But does changing your name after you have already established yourself in your industry hurt your career?
“Sadly, hordes of research findings show that married women who don’t take their husbands’ names are more successful than those who do because others judge them to be more intelligent, competent, and ambitious,” notes organization and leadership development specialist Dr. Anita Davis-DeFoe, author of Follow Her Lead: Leadership Lessons for Women As They Journey From the Backroom to the Boardroom tells us. “Even still, in 2013, over 80 percent of women of all ages take their husband’s names, or use their married names in some areas of their lives. We know her as the singer Beyonce but she chose to name her recent concert tour the Mrs. Carter World Tour. In some instances, taking the husband’s name can foster heightened recognition and respect in society, and some women use that to create opportunity or as a strategy to gain access to certain guarded spaces in an industry.”

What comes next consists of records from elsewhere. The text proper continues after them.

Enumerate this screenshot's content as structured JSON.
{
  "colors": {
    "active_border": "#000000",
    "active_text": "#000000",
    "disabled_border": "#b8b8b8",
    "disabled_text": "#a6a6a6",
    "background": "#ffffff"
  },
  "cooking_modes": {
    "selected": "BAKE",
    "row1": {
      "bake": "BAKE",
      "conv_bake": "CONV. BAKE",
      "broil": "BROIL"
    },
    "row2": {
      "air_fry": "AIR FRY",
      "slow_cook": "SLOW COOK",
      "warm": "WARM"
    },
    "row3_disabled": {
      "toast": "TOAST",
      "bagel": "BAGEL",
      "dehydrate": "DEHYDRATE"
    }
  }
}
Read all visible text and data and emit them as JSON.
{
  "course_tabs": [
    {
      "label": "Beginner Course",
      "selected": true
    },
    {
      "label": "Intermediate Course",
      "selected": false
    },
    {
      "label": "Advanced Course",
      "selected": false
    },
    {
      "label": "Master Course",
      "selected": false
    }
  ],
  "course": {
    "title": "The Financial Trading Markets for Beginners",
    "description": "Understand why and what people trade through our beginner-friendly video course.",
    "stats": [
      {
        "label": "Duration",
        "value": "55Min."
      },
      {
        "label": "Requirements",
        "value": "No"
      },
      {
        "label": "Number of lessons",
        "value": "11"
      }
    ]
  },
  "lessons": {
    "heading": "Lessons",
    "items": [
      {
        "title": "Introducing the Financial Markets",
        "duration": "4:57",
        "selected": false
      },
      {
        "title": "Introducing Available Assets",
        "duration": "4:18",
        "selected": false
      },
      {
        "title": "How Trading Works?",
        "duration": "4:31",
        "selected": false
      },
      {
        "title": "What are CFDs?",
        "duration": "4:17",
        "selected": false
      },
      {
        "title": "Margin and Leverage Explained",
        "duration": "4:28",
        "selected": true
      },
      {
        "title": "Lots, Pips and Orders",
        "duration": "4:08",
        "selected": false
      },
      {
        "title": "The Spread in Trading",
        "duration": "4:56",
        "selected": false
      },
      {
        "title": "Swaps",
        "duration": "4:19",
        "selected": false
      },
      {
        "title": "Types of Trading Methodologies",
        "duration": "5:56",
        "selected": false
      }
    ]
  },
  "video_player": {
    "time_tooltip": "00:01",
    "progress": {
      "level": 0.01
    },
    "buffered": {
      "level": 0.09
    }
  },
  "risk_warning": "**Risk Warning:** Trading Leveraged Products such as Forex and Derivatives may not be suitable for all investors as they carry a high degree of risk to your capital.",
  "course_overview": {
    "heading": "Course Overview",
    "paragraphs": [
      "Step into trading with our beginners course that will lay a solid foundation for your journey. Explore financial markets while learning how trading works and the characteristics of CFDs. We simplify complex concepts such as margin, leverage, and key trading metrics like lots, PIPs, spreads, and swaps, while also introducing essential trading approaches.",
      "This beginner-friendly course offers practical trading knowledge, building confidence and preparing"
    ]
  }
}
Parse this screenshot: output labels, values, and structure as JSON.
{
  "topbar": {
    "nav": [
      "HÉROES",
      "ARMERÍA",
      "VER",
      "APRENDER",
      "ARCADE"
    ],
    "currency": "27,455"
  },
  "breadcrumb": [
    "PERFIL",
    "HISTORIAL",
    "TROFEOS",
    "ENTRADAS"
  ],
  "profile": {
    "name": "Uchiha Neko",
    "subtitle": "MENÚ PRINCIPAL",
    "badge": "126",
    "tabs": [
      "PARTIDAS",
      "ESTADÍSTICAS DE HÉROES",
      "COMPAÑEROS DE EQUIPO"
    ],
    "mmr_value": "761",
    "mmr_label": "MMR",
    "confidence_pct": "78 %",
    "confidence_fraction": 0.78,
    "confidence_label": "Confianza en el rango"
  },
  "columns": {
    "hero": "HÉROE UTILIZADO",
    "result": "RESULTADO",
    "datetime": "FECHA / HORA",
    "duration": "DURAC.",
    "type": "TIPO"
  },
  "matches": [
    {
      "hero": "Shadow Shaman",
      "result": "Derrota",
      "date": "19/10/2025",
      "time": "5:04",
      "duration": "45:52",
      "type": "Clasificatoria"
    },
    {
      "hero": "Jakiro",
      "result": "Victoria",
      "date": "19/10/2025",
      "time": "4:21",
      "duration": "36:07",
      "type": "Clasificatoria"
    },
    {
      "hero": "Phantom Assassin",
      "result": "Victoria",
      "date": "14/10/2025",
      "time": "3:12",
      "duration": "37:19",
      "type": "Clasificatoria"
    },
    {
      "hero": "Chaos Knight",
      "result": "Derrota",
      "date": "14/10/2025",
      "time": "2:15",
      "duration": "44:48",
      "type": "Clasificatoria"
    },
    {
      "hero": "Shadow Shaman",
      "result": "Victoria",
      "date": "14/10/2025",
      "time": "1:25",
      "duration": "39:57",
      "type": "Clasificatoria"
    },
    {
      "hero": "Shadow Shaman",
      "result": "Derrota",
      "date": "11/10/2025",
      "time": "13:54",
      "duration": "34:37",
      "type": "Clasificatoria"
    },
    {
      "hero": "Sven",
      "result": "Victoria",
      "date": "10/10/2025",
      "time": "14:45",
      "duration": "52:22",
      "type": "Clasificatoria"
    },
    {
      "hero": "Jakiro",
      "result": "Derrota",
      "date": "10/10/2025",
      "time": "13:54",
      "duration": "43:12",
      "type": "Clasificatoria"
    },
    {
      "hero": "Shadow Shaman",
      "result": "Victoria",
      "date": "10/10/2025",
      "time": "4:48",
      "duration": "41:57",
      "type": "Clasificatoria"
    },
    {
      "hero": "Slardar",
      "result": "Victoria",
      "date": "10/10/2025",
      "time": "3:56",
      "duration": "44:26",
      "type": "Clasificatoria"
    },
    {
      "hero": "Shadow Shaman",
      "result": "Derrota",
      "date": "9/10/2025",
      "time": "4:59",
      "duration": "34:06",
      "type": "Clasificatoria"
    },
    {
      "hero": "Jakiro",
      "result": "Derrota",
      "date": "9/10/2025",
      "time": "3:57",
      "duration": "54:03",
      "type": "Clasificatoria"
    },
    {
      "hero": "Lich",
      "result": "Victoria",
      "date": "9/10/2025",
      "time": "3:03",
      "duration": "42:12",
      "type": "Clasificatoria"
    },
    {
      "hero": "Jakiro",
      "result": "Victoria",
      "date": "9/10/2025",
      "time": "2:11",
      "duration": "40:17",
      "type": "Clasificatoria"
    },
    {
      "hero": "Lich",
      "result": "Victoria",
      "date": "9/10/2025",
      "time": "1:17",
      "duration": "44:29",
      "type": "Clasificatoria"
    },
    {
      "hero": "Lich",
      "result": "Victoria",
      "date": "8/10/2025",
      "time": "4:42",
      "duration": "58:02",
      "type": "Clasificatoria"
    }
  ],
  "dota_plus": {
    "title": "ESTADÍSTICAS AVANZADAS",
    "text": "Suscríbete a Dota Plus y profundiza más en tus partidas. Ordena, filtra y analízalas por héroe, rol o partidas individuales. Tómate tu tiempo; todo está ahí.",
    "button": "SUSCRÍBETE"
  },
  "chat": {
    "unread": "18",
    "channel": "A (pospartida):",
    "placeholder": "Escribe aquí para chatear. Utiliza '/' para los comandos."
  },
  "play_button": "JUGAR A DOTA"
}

Legally, there is no need to take on your husband’s name. “The marriage license is that document that provides access to benefits, property, etc.,” Dr. Davis-Defoe points out. “Taking a husband’s name truly becomes a sentimental personal and professional choice that varies from woman to woman… Changing of the name rarely contributes to the stability and fulfillment of a married relationship.”
Many more women are also marrying later in life, so a name change can also play a role in their career. By this time, they have already established themselves–their name–as a brand. Changing the name could affect their brand. “The issue has become that as women are getting married later, by this age, they have already created their adult identity, most have achieved a number of noteworthy milestones in their careers by this time, and have created a brand for themselves in the marketplace, in their field of expertise,” says Davis-DeFoe.